Author: Chris

4G/LTE Internet for Vehicles

This is a complex question, and what’s ‘best’ will depend on the network, strength of signal, and whether it will penetrate the Faraday cage that your van effectively becomes. Generally speaking, getting the external 4G/LTE antenna outside of the giant metal box is a Good Thing (TM), so you want...

5G ‘Health Scares’ and the Anti-Tech Bandwagon (Part 2)

Firstly, I should probably explain a little of my background: a fair chunk of my work involves designing point to point wireless networks between buildings, and consulting on rural wireless broadband deployments for people in parts of the country which can’t get fibre broadband, and which BT have shown no...

5G ‘Health Scares’ and the Anti-Tech Bandwagon (Part 1)

A little bit about how the electromagnetic spectrum is allocated. There are 2 elements to this: frequency and power. Let’s talk about power first: the more power you drive a signal with, the further it travels (within reason), but the closer you are to it, the more of that signal...

Summary: 5G ‘health scares’ and the anti-tech bandwagon

In the UK, the spectrum that’s going to be used for 5G deployments is the old analogue TV space around 700Mhz. It’s been in use for well over 50 years, and TV transmitters output at *vastly* higher power levels than cellular transmitters. The data layer – 2.3Ghz (recovered from the MoD)...

Marketing lists and remote content

Don’t rely on ‘percentage opens’ as an entirely accurate metric. To elaborate: the way most mailing lists determine whether a message was opened is by embedding a small, usually transparent, image in the HTML which is loaded from a remote web server when the message is viewed. That then indicates...

Dog friendly vs. dog ‘friendly’?

In a recent discussion the topic of dog friendly holiday accommodation arose. Dog friendly lodgings vary enormously from ‘dog tolerated’ all the way up to ‘dog treated like royalty’. The problem at the moment is that there’s no common set of criteria: anywhere can advertise themselves as dog friendly even if it’s just...

USB battery packs: claimed vs. actual capacity

In the run up to RIAT week (anyone else going to be there this weekend and fancy meeting up?) I thought I’d do a quick test on some of the USB power packs I have kicking around here to see how close to their claimed capacity they really are. The...

Cannaboids and chronic pain
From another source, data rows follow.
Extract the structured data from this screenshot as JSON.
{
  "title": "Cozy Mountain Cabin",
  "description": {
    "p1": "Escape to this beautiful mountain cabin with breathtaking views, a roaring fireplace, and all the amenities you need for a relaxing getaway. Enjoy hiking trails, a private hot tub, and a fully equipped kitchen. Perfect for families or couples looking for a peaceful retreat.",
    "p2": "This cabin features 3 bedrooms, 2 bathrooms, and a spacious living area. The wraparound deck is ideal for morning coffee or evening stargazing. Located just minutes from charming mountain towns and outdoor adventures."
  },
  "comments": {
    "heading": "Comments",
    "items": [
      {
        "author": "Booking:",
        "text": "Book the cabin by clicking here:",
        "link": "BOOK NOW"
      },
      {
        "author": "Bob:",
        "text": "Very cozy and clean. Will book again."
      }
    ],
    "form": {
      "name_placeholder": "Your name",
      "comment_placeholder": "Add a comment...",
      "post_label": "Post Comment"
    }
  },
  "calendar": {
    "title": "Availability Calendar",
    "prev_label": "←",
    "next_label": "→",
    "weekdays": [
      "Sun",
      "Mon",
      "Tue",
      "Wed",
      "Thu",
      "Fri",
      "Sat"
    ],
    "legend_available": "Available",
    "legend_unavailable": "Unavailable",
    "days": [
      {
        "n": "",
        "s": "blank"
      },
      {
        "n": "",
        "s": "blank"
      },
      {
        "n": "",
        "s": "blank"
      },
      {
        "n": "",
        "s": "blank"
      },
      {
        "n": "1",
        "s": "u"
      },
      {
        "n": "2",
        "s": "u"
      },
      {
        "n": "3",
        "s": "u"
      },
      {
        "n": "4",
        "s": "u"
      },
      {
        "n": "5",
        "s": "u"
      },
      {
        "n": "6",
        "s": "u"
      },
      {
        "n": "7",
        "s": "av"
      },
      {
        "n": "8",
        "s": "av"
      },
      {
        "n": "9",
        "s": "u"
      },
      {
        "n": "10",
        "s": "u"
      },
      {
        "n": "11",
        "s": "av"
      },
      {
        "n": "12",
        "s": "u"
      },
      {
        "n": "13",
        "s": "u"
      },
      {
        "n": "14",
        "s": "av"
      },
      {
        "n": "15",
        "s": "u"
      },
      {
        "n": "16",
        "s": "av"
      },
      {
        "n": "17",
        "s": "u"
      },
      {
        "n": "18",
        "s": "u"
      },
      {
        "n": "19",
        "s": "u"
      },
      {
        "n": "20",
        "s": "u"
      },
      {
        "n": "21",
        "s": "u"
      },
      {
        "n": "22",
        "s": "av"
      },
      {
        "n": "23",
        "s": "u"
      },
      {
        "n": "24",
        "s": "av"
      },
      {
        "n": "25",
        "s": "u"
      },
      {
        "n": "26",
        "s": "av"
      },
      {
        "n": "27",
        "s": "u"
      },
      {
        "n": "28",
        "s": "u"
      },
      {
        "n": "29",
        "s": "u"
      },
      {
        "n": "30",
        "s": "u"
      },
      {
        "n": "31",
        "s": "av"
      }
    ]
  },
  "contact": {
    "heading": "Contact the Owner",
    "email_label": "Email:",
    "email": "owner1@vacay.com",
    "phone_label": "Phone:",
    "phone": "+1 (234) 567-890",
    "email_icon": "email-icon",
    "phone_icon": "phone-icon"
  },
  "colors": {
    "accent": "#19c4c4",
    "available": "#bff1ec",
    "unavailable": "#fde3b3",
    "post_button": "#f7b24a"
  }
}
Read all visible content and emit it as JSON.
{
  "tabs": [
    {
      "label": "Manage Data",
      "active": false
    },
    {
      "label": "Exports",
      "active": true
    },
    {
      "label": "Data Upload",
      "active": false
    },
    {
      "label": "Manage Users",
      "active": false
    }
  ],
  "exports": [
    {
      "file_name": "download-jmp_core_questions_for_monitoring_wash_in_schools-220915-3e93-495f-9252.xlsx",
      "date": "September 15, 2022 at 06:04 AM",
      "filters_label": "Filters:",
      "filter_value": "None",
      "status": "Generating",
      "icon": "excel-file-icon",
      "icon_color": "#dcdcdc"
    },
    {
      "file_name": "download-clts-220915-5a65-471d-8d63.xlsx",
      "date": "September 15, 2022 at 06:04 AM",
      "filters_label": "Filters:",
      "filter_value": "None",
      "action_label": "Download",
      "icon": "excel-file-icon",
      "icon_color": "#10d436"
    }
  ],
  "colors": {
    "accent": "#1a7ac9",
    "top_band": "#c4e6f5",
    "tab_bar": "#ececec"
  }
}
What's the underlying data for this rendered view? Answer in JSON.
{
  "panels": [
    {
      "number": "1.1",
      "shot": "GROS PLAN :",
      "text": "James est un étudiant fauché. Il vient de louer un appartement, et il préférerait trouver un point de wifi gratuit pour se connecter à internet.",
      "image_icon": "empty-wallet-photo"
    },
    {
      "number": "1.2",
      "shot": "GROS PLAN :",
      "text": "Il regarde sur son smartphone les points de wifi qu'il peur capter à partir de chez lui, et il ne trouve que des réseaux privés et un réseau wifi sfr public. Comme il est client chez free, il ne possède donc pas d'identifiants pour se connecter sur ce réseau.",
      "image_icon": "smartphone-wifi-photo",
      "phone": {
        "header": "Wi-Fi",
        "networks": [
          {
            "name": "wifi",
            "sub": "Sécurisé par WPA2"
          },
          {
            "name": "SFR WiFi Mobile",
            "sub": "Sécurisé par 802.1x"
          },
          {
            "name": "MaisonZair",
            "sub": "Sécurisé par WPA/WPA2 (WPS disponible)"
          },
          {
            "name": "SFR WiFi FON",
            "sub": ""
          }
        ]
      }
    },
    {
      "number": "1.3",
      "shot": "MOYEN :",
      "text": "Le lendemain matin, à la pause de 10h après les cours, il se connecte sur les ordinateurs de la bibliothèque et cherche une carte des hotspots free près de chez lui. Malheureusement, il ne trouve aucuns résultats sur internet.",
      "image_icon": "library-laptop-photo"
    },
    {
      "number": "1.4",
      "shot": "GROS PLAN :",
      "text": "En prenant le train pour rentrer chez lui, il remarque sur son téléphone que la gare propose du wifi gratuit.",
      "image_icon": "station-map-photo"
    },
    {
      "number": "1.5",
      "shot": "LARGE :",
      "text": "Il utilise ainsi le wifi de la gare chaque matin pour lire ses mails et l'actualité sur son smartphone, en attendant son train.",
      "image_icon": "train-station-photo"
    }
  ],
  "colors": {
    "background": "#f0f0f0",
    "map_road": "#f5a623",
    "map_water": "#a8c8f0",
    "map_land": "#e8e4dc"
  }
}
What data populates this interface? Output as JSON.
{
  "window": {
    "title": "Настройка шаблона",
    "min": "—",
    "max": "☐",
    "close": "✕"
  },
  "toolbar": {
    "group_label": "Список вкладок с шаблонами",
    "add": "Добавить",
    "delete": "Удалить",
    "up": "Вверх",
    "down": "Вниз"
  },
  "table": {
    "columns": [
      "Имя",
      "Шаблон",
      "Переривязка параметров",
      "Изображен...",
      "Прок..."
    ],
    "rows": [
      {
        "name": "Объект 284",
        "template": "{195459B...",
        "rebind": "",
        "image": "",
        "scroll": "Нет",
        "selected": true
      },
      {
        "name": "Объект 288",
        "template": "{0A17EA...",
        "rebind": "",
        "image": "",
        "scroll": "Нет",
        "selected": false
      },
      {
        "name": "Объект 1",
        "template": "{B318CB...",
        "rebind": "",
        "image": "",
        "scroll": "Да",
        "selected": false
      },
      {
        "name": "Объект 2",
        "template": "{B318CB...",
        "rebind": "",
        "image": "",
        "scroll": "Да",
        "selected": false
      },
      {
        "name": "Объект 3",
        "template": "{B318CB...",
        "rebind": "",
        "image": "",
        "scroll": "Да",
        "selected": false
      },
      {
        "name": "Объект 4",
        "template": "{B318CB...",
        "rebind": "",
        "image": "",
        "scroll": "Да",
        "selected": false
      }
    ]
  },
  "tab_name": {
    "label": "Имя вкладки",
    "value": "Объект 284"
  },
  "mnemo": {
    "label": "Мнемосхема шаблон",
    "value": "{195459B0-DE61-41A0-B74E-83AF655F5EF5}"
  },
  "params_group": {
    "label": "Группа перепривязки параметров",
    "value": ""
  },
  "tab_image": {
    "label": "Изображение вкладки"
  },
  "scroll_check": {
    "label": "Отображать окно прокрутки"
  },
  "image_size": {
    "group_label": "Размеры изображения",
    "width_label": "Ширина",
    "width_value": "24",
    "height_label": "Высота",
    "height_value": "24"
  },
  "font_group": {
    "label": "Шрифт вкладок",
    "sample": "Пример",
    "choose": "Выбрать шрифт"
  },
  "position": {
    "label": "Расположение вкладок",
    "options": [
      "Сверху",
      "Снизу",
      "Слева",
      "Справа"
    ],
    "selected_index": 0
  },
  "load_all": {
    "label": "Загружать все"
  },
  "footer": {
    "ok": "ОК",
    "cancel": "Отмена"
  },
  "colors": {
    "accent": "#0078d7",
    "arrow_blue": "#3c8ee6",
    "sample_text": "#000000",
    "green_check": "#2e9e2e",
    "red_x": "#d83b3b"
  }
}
A friend recently mentioned this article in The Lancet about an Australian study into cannabis use in people with chronic pain prescribed opiods. Firstly a disclaimer: I find statistical analysis interesting. I’m not a medical professional, so take everything you read from me with the appropriate pinch of salt, and...

Encryption at rest

Interested in people’s thoughts about encryption at rest in a datacentre environment. There was a request for web hosting in a certain discussion group earlier today, and I noticed one of the respondents mentioned their web server encrypted content at rest. I must admit, I’m in two minds about this....

Facebook and the cookie jar – Part II

It’s worth reading the political background to this post if you’ve not already done so: Facebook and the cookie jar As bad as the recent Facebook news stories have been, it’s fairly unlikely many of us are going to stop using it – it’s just too useful as a way...

Facebook and the cookie jar

It’s been a tough week for senior management at Facebook, as the world’s press has finally caught onto what many of us in the tech industry have warned our friends about for years: all those little quizzes you’re doing aren’t just harmless fun. It’s like the world has finally noticed...

Cryptocurrency mining

A question came up recently: “If mining for crypto currency is so profitable why would anyone sell the tech to do it?” Mining is – at the basic mathematics level – searching for hash collisions. Hashing algorithms are an integral part of modern cryptography systems and allow you to create...

The Nexus 5 – or Google’s insatiable takeover of your life

I suspect like many others in the UK, my new Google Nexus 5 smartphone arrived today. I’m not going to go into a long review about it – there are plenty of news sites out there far better at covering that than I. What I will do, though, is document...

Thunderbird / Lightning with Zimbra

Every few months I get a pressing urge to try and throw Outlook off my Windows machine – it’s bloated, isn’t a particularly good IMAP client, and with each passing version gets gradually harder to disable HTML mail entirely. In the past, I’ve ended up trying another mail client, but...